INFORMATION PROVIDED:
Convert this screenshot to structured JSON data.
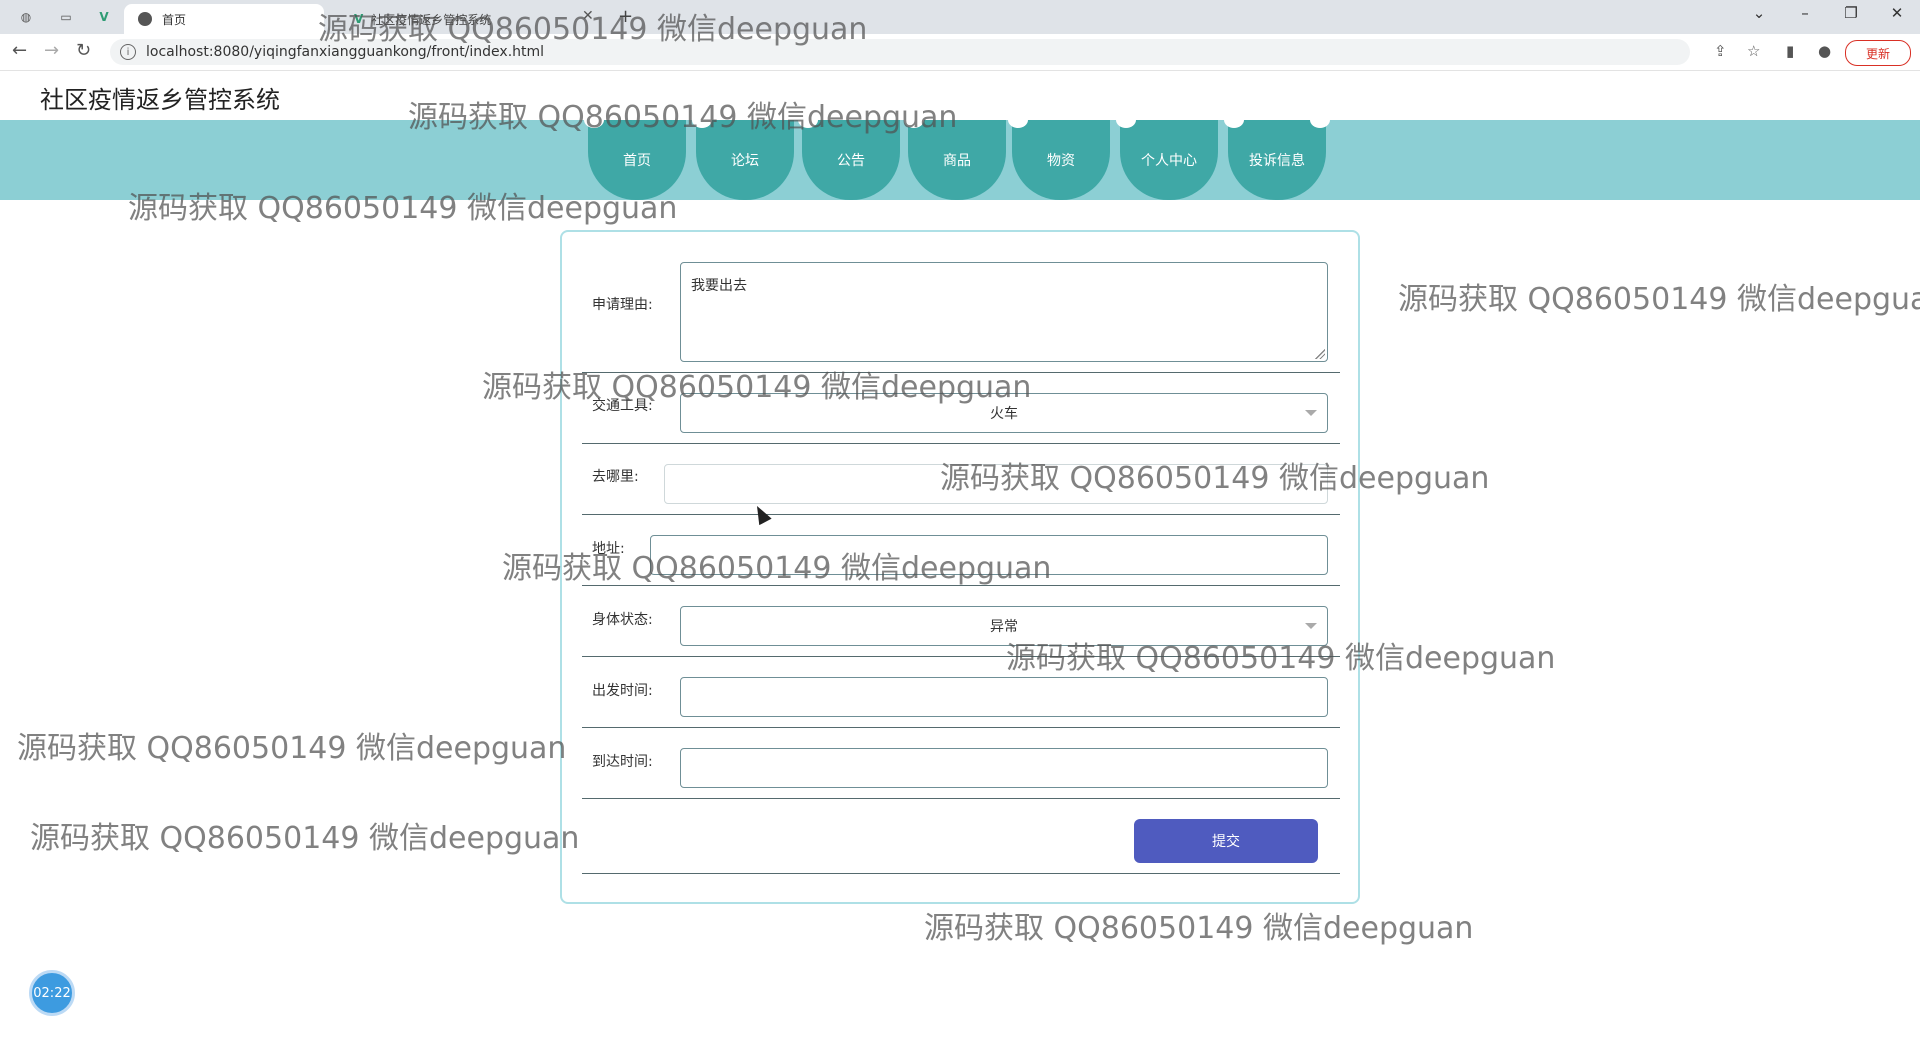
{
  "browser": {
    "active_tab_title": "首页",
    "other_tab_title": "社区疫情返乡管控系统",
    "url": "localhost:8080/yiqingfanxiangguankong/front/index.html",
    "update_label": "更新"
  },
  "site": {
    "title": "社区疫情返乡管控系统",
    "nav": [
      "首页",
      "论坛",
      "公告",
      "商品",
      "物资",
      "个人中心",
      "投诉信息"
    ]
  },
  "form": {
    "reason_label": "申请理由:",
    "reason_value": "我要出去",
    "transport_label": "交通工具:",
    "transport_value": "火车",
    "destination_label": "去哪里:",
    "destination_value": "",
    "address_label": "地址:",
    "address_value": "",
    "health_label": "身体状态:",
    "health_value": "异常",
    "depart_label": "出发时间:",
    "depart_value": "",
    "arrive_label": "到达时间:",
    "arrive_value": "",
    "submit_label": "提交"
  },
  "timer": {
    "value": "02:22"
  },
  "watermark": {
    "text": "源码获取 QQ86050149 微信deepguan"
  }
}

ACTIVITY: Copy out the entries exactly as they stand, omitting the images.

EXERCISE ANSWER:
Convert this screenshot to structured JSON data.
{
  "browser": {
    "active_tab_title": "首页",
    "other_tab_title": "社区疫情返乡管控系统",
    "url": "localhost:8080/yiqingfanxiangguankong/front/index.html",
    "update_label": "更新"
  },
  "site": {
    "title": "社区疫情返乡管控系统",
    "nav": [
      "首页",
      "论坛",
      "公告",
      "商品",
      "物资",
      "个人中心",
      "投诉信息"
    ]
  },
  "form": {
    "reason_label": "申请理由:",
    "reason_value": "我要出去",
    "transport_label": "交通工具:",
    "transport_value": "火车",
    "destination_label": "去哪里:",
    "destination_value": "",
    "address_label": "地址:",
    "address_value": "",
    "health_label": "身体状态:",
    "health_value": "异常",
    "depart_label": "出发时间:",
    "depart_value": "",
    "arrive_label": "到达时间:",
    "arrive_value": "",
    "submit_label": "提交"
  },
  "timer": {
    "value": "02:22"
  },
  "watermark": {
    "text": "源码获取 QQ86050149 微信deepguan"
  }
}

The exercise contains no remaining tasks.